(App and web page records)
####

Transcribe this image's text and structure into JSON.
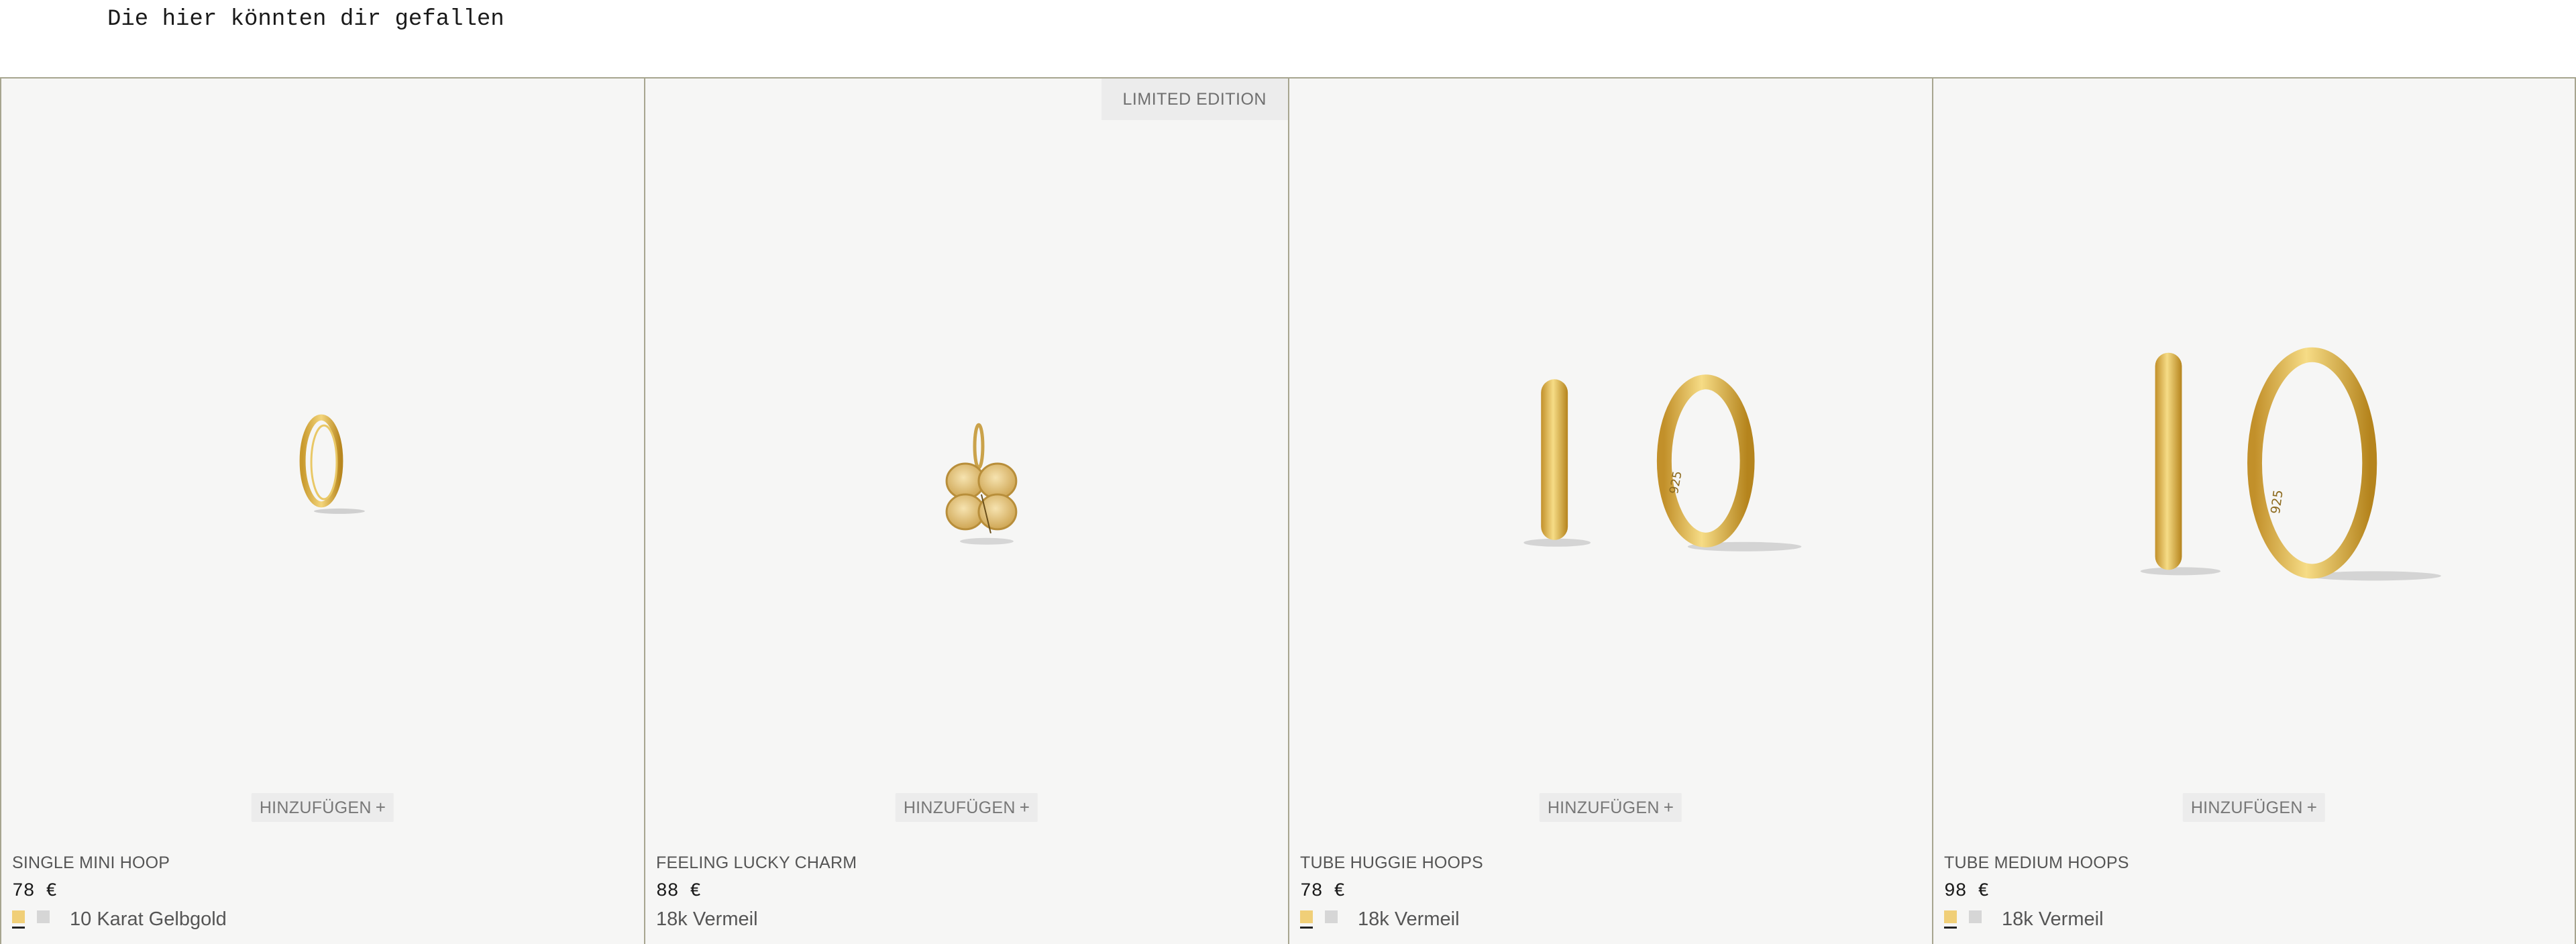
{
  "section": {
    "title": "Die hier könnten dir gefallen"
  },
  "colors": {
    "gold_swatch": "#f0cf78",
    "silver_swatch": "#d6d6d6",
    "card_border": "#a7a58f"
  },
  "products": [
    {
      "name": "SINGLE MINI HOOP",
      "price": "78 €",
      "material": "10 Karat Gelbgold",
      "add_label": "HINZUFÜGEN",
      "add_icon": "+",
      "badge": ""
    },
    {
      "name": "FEELING LUCKY CHARM",
      "price": "88 €",
      "material": "18k Vermeil",
      "add_label": "HINZUFÜGEN",
      "add_icon": "+",
      "badge": "LIMITED EDITION"
    },
    {
      "name": "TUBE HUGGIE HOOPS",
      "price": "78 €",
      "material": "18k Vermeil",
      "add_label": "HINZUFÜGEN",
      "add_icon": "+",
      "badge": ""
    },
    {
      "name": "TUBE MEDIUM HOOPS",
      "price": "98 €",
      "material": "18k Vermeil",
      "add_label": "HINZUFÜGEN",
      "add_icon": "+",
      "badge": ""
    }
  ]
}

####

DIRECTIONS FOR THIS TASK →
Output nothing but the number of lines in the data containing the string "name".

WRITTEN ANSWER →
4